(Beginning of RECORDED INFORMATION)

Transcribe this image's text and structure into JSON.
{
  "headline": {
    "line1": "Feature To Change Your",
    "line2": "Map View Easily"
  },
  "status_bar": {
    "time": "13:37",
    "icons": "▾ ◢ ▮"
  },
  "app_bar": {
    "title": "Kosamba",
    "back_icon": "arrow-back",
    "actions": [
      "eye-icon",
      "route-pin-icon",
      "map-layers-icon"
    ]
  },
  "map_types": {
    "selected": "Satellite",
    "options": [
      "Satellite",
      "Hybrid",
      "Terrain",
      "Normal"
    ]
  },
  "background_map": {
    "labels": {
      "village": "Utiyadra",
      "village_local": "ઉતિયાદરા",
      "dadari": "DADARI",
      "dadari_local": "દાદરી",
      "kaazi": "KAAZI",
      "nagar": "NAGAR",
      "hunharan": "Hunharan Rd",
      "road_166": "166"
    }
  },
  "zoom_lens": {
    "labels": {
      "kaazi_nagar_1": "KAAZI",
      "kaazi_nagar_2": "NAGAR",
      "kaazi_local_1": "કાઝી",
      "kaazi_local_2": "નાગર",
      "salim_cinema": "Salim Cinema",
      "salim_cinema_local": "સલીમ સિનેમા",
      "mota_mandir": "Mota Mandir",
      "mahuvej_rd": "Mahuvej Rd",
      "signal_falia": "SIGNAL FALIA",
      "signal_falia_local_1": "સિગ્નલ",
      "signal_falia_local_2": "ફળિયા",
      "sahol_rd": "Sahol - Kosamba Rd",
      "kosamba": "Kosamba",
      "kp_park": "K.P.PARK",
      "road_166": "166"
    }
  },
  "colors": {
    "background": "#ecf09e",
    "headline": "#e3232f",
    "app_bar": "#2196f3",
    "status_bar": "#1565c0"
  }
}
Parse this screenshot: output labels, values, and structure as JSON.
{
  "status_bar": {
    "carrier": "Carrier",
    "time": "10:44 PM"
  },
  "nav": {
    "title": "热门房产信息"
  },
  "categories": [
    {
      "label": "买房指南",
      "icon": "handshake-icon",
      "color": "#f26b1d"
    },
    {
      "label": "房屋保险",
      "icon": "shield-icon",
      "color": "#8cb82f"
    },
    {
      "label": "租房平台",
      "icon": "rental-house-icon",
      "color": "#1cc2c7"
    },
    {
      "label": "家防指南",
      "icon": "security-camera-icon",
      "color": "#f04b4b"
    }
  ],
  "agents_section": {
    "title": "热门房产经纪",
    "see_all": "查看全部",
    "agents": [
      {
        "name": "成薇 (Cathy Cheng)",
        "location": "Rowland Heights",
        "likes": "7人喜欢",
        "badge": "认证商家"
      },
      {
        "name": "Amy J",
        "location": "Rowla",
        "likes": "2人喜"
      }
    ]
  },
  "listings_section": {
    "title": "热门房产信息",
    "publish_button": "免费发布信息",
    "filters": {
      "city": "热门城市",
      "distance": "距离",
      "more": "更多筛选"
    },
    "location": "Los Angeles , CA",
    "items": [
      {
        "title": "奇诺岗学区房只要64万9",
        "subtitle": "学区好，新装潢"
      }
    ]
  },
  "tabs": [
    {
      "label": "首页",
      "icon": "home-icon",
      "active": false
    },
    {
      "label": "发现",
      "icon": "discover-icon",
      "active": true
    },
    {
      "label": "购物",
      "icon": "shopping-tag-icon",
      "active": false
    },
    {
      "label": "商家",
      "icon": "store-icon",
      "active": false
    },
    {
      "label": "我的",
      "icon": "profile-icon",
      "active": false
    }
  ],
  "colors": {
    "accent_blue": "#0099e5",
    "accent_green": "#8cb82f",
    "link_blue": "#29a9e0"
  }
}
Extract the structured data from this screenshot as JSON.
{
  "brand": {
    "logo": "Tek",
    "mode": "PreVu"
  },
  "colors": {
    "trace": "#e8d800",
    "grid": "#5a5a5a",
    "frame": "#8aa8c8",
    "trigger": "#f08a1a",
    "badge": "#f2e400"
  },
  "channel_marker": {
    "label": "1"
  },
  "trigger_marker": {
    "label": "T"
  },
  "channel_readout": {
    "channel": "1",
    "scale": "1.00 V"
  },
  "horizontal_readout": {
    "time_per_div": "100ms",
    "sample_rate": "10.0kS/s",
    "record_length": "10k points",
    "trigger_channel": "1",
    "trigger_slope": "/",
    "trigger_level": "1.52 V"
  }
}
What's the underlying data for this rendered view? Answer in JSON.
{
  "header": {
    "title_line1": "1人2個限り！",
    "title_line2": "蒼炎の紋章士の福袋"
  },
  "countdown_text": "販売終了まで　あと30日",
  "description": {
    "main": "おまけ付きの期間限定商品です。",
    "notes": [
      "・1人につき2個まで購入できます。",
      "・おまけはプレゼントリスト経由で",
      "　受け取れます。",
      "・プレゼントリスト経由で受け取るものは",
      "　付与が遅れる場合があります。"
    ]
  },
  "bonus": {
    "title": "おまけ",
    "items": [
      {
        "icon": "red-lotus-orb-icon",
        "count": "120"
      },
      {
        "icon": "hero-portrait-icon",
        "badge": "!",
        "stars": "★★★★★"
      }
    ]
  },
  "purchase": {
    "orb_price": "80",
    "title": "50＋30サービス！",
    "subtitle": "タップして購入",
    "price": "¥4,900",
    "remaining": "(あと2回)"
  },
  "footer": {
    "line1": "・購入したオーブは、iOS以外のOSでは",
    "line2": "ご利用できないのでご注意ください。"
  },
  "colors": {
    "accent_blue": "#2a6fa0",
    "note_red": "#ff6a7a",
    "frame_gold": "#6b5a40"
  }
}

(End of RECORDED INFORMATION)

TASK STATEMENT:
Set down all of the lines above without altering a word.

EXPECTED ANSWER:
Transcribe this image's text and structure into JSON.
{
  "headline": {
    "line1": "Feature To Change Your",
    "line2": "Map View Easily"
  },
  "status_bar": {
    "time": "13:37",
    "icons": "▾ ◢ ▮"
  },
  "app_bar": {
    "title": "Kosamba",
    "back_icon": "arrow-back",
    "actions": [
      "eye-icon",
      "route-pin-icon",
      "map-layers-icon"
    ]
  },
  "map_types": {
    "selected": "Satellite",
    "options": [
      "Satellite",
      "Hybrid",
      "Terrain",
      "Normal"
    ]
  },
  "background_map": {
    "labels": {
      "village": "Utiyadra",
      "village_local": "ઉતિયાદરા",
      "dadari": "DADARI",
      "dadari_local": "દાદરી",
      "kaazi": "KAAZI",
      "nagar": "NAGAR",
      "hunharan": "Hunharan Rd",
      "road_166": "166"
    }
  },
  "zoom_lens": {
    "labels": {
      "kaazi_nagar_1": "KAAZI",
      "kaazi_nagar_2": "NAGAR",
      "kaazi_local_1": "કાઝી",
      "kaazi_local_2": "નાગર",
      "salim_cinema": "Salim Cinema",
      "salim_cinema_local": "સલીમ સિનેમા",
      "mota_mandir": "Mota Mandir",
      "mahuvej_rd": "Mahuvej Rd",
      "signal_falia": "SIGNAL FALIA",
      "signal_falia_local_1": "સિગ્નલ",
      "signal_falia_local_2": "ફળિયા",
      "sahol_rd": "Sahol - Kosamba Rd",
      "kosamba": "Kosamba",
      "kp_park": "K.P.PARK",
      "road_166": "166"
    }
  },
  "colors": {
    "background": "#ecf09e",
    "headline": "#e3232f",
    "app_bar": "#2196f3",
    "status_bar": "#1565c0"
  }
}
Parse this screenshot: output labels, values, and structure as JSON.
{
  "status_bar": {
    "carrier": "Carrier",
    "time": "10:44 PM"
  },
  "nav": {
    "title": "热门房产信息"
  },
  "categories": [
    {
      "label": "买房指南",
      "icon": "handshake-icon",
      "color": "#f26b1d"
    },
    {
      "label": "房屋保险",
      "icon": "shield-icon",
      "color": "#8cb82f"
    },
    {
      "label": "租房平台",
      "icon": "rental-house-icon",
      "color": "#1cc2c7"
    },
    {
      "label": "家防指南",
      "icon": "security-camera-icon",
      "color": "#f04b4b"
    }
  ],
  "agents_section": {
    "title": "热门房产经纪",
    "see_all": "查看全部",
    "agents": [
      {
        "name": "成薇 (Cathy Cheng)",
        "location": "Rowland Heights",
        "likes": "7人喜欢",
        "badge": "认证商家"
      },
      {
        "name": "Amy J",
        "location": "Rowla",
        "likes": "2人喜"
      }
    ]
  },
  "listings_section": {
    "title": "热门房产信息",
    "publish_button": "免费发布信息",
    "filters": {
      "city": "热门城市",
      "distance": "距离",
      "more": "更多筛选"
    },
    "location": "Los Angeles , CA",
    "items": [
      {
        "title": "奇诺岗学区房只要64万9",
        "subtitle": "学区好，新装潢"
      }
    ]
  },
  "tabs": [
    {
      "label": "首页",
      "icon": "home-icon",
      "active": false
    },
    {
      "label": "发现",
      "icon": "discover-icon",
      "active": true
    },
    {
      "label": "购物",
      "icon": "shopping-tag-icon",
      "active": false
    },
    {
      "label": "商家",
      "icon": "store-icon",
      "active": false
    },
    {
      "label": "我的",
      "icon": "profile-icon",
      "active": false
    }
  ],
  "colors": {
    "accent_blue": "#0099e5",
    "accent_green": "#8cb82f",
    "link_blue": "#29a9e0"
  }
}
Extract the structured data from this screenshot as JSON.
{
  "brand": {
    "logo": "Tek",
    "mode": "PreVu"
  },
  "colors": {
    "trace": "#e8d800",
    "grid": "#5a5a5a",
    "frame": "#8aa8c8",
    "trigger": "#f08a1a",
    "badge": "#f2e400"
  },
  "channel_marker": {
    "label": "1"
  },
  "trigger_marker": {
    "label": "T"
  },
  "channel_readout": {
    "channel": "1",
    "scale": "1.00 V"
  },
  "horizontal_readout": {
    "time_per_div": "100ms",
    "sample_rate": "10.0kS/s",
    "record_length": "10k points",
    "trigger_channel": "1",
    "trigger_slope": "/",
    "trigger_level": "1.52 V"
  }
}
What's the underlying data for this rendered view? Answer in JSON.
{
  "header": {
    "title_line1": "1人2個限り！",
    "title_line2": "蒼炎の紋章士の福袋"
  },
  "countdown_text": "販売終了まで　あと30日",
  "description": {
    "main": "おまけ付きの期間限定商品です。",
    "notes": [
      "・1人につき2個まで購入できます。",
      "・おまけはプレゼントリスト経由で",
      "　受け取れます。",
      "・プレゼントリスト経由で受け取るものは",
      "　付与が遅れる場合があります。"
    ]
  },
  "bonus": {
    "title": "おまけ",
    "items": [
      {
        "icon": "red-lotus-orb-icon",
        "count": "120"
      },
      {
        "icon": "hero-portrait-icon",
        "badge": "!",
        "stars": "★★★★★"
      }
    ]
  },
  "purchase": {
    "orb_price": "80",
    "title": "50＋30サービス！",
    "subtitle": "タップして購入",
    "price": "¥4,900",
    "remaining": "(あと2回)"
  },
  "footer": {
    "line1": "・購入したオーブは、iOS以外のOSでは",
    "line2": "ご利用できないのでご注意ください。"
  },
  "colors": {
    "accent_blue": "#2a6fa0",
    "note_red": "#ff6a7a",
    "frame_gold": "#6b5a40"
  }
}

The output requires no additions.